[What you are asked to do]
Repeat every entry in the listing below, exactly.

[Extracted records]
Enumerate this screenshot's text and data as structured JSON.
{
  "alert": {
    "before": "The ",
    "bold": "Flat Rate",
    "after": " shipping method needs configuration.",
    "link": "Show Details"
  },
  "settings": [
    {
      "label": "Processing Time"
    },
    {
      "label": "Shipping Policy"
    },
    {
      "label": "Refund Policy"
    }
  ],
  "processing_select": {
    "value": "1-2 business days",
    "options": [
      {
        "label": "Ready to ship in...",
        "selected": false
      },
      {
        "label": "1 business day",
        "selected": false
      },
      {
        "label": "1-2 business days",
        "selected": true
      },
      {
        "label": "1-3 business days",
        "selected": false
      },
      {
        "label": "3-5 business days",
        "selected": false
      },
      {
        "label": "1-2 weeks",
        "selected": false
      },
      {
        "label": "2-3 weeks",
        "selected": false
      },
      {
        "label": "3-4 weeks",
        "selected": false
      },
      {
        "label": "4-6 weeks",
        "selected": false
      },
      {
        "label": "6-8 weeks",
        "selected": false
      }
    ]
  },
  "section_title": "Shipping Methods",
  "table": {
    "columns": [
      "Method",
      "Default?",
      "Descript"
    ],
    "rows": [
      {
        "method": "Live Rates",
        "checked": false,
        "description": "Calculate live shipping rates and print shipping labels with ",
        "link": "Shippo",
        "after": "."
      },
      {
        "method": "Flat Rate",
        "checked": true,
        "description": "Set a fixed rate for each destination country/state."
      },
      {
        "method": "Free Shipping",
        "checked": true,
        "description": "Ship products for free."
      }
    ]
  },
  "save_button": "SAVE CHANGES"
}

[Your response]
Enumerate this screenshot's text and data as structured JSON.
{
  "alert": {
    "before": "The ",
    "bold": "Flat Rate",
    "after": " shipping method needs configuration.",
    "link": "Show Details"
  },
  "settings": [
    {
      "label": "Processing Time"
    },
    {
      "label": "Shipping Policy"
    },
    {
      "label": "Refund Policy"
    }
  ],
  "processing_select": {
    "value": "1-2 business days",
    "options": [
      {
        "label": "Ready to ship in...",
        "selected": false
      },
      {
        "label": "1 business day",
        "selected": false
      },
      {
        "label": "1-2 business days",
        "selected": true
      },
      {
        "label": "1-3 business days",
        "selected": false
      },
      {
        "label": "3-5 business days",
        "selected": false
      },
      {
        "label": "1-2 weeks",
        "selected": false
      },
      {
        "label": "2-3 weeks",
        "selected": false
      },
      {
        "label": "3-4 weeks",
        "selected": false
      },
      {
        "label": "4-6 weeks",
        "selected": false
      },
      {
        "label": "6-8 weeks",
        "selected": false
      }
    ]
  },
  "section_title": "Shipping Methods",
  "table": {
    "columns": [
      "Method",
      "Default?",
      "Descript"
    ],
    "rows": [
      {
        "method": "Live Rates",
        "checked": false,
        "description": "Calculate live shipping rates and print shipping labels with ",
        "link": "Shippo",
        "after": "."
      },
      {
        "method": "Flat Rate",
        "checked": true,
        "description": "Set a fixed rate for each destination country/state."
      },
      {
        "method": "Free Shipping",
        "checked": true,
        "description": "Ship products for free."
      }
    ]
  },
  "save_button": "SAVE CHANGES"
}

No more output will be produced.